I was bored with the solid colored card stock so to add texture I pulled out my little New Home sewing machine.  It doesn’t have as many features as I’m used to (where’s the automatic needle threader?) but it has decorative stitches ideal for my cards.

Once you’re happy with the added embellishments, use a hot glue gun to attach the design to the card stock.  Be sure to add a sentiment inside the card.

Can you tell which one is my favorite? 😉  I was excited to find a use for the hounds-tooth paper and the bow button.

At the time of this blog post, I’ve stitched 45 Easter egg designs.  My first goal is to reach 50—which will be done tonight.  Then the new goal will be 75… because that’s the Blue Hair Girl way!

 

 

 

 

 

Software Saturday: Applique to Instant Gift Tag

Make an impression with flawless, personalized gift tags this holiday season!  Once the gift is unwrapped, the gift tag can be used as a Christmas ornament for years to come!


In Inspirations’ Perfect Embroidery Pro, open an applique frame from your stash or choose from any of the included applique shapes.

Eileen's Machine Embroidery Blog

Click on the Text tool and type the message in the Properties Box.  Select a micro font such as Bauhaus.  Click Apply.

Eileen's Machine Embroidery Blog

Center the text in the frame and change the color of the text to another color.

Eileen's Machine Embroidery Blog

Select the an Ellipse from the drop down menu on the Artwork tool Insert

Eileen's Machine Embroidery Blog

Drag the mouse to draw a small circle and center it above the text.  Select the circle and right click to access more options. Select Convert T, Steil.

Eileen's Machine Embroidery Blog

If you’d like to review different applqiue fabrics, select the Applique, and click on the Command tabe in the Properties box. Click on the field next to Fabric.

Eileen's Machine Embroidery Blog

Select a fabric to review your work.

Eileen's Machine Embroidery Blog

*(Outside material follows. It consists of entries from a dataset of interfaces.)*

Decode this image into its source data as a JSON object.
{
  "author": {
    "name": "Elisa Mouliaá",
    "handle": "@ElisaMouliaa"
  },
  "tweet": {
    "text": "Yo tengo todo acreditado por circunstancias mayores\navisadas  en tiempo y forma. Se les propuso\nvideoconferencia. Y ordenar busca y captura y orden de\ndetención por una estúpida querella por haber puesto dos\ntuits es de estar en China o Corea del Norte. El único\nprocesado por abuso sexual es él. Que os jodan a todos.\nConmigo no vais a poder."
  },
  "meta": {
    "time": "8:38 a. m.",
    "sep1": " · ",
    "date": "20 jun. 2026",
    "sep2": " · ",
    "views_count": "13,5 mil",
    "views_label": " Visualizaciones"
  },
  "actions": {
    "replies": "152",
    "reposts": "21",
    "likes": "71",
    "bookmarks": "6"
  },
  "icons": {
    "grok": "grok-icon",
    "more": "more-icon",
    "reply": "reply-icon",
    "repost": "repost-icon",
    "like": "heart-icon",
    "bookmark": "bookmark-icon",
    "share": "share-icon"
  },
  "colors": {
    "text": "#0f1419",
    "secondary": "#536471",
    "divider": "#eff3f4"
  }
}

Stitch the applique on lightweight tear away stabilizer – one that tears clean. After removing from the hoop, use an awl or eyelet cutter to open the eyelet. Thread a pretty ribbon through the eyelet and you’re all set. Start making them now and the gifts under your tree will be beautiful!

 

 

1 2 3